Talking about Type 2 and genes in a pub – by Kotryna Temcinaite
It’s Diabetes Week 11-17 June and we want everyone to know diabetes and fight it. And who can deliver the message better than a world-leading scientist at the forefront of diabetes research.
So we asked Professor Anna Gloyn to share her views in a SciBar talk (a free and informal science talk in a pub, open to everyone) organised together with the Oxford branch of British Science Association.
Meet the researcher – Professor Anna Gloyn
Anna Gloyn is a Professor of Molecular Genetics and Metabolism, and a Wellcome Trust Senior Fellow in Basic Biomedical Science. She is based jointly at the Oxford Centre for Diabetes Endocrinology and Metabolism, and the Wellcome Trust Centre for Human Genetics at the University of Oxford.
Anna is trying to understand how changes in our genes may influence whether or not we develop Type 2 diabetes. By understanding how our genes work, Anna hopes to learn the important processes that control blood glucose levels and to identify new ways to treat Type 2 diabetes.
She is especially interested in tailoring diabetes treatments to individuals, what is known as ‘precision medicine’.
A serious talk doesn’t have to be dull
For the talk Anna came armed with a collection of fluffy toys representing different cells in our body, a quiz for the audience, and even some fake blood to illustrate the difference in blood thickness between healthy people and people with diabetes.
She started her talk by emphasising how serious diabetes is: every six seconds someone dies from diabetes and its complications, and every 2 minutes someone new is diagnosed worldwide. So it’s not an overexaggeration to call it a global crisis. And around 90 per cent of all diabetes cases is Type 2.
Our lifestyles have changed significantly over the last decades, with people sitting more and moving less. But it was good to see that the audience attending Anna’s talk chose to walk or cycle to the talk, as active lifestyle may help to decrease your risk of Type 2.
Using the props she brought, Anna showed how insulin, produced by the beta cells in the pancreas, coordinates fat, muscle, and liver cells to decrease glucose level in the blood. And she also explained which parts of this coordinated action may go wrong in Type 2 diabetes.
— Diabetes UK Research (@DUK_research) June 12, 2017
Studying genes to understand Type 2 and fight it
Currently, all treatment strategies for Type 2 diabetes focus on lowering blood glucose levels and keeping them under control. So we’re treating the symptoms and not addressing the cause.
Small changes in our genes may define how likely we are to develop Type 2. With current technology we can read genes and look for such changes. Understanding what they might mean for the function of insulin-producing beta cells and other cells involved in keeping our blood glucose under control, can help us design specific treatments.
And going even further, we could tailor the treatments to specific people with Type 2, making their medicine personal.
So is it genes or the environment?
After the talk, the audience had some tough questions: so what’s more important in Type 2, genes or the environment?

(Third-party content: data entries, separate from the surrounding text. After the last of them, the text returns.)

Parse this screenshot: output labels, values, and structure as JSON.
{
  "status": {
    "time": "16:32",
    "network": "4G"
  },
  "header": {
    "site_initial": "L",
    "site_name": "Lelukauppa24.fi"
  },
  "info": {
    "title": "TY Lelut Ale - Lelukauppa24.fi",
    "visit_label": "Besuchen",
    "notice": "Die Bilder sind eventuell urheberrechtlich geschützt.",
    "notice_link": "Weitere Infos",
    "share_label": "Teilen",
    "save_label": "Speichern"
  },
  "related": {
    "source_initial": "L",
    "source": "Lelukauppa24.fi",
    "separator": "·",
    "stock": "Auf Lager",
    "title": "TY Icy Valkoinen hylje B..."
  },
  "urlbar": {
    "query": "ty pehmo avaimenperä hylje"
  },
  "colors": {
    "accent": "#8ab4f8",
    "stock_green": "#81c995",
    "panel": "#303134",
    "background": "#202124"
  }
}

Anna acknowledged it was an excellent question and explained that the environment, or our lifestyles, which have changed significantly, is more likely to be responsible for the growing numbers of Type 2. Changes in genes happen much slower, so they couldn’t possibly explain the rise. But at the same time, genes play a very important role individually: they define how our bodies respond to the environment, as some people develop Type 2, while others don’t.

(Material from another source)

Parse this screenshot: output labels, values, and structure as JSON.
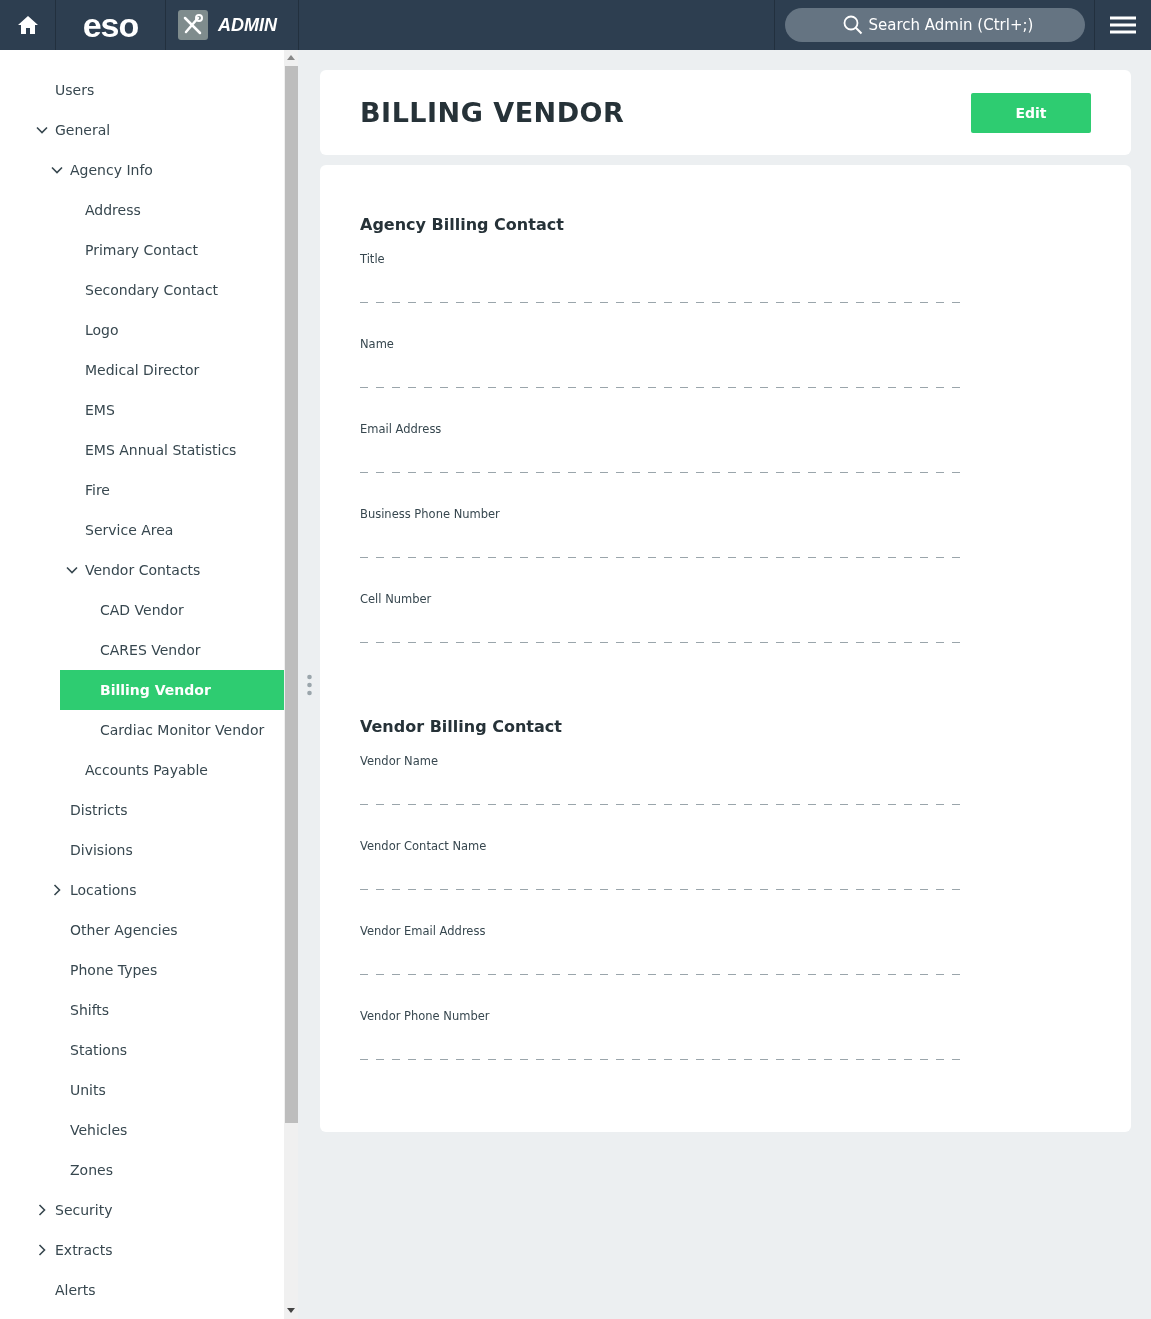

Honorary guest at the talk
Anna’s dad was attending the talk as well. He said he immensely enjoyed hearing Anna explain her work. It was at the level where everyone could understand such a complex topic.
He commented: “I didn’t know a huge amount about Type 2 diabetes. I had a fairly good grasp on the subject, but the numbers of people affected by Type 2 are quite alarming, they’re much bigger than I thought.”
Anna gave a brilliant talk and hopefully now more people feel that we have to know diabetes and fight it.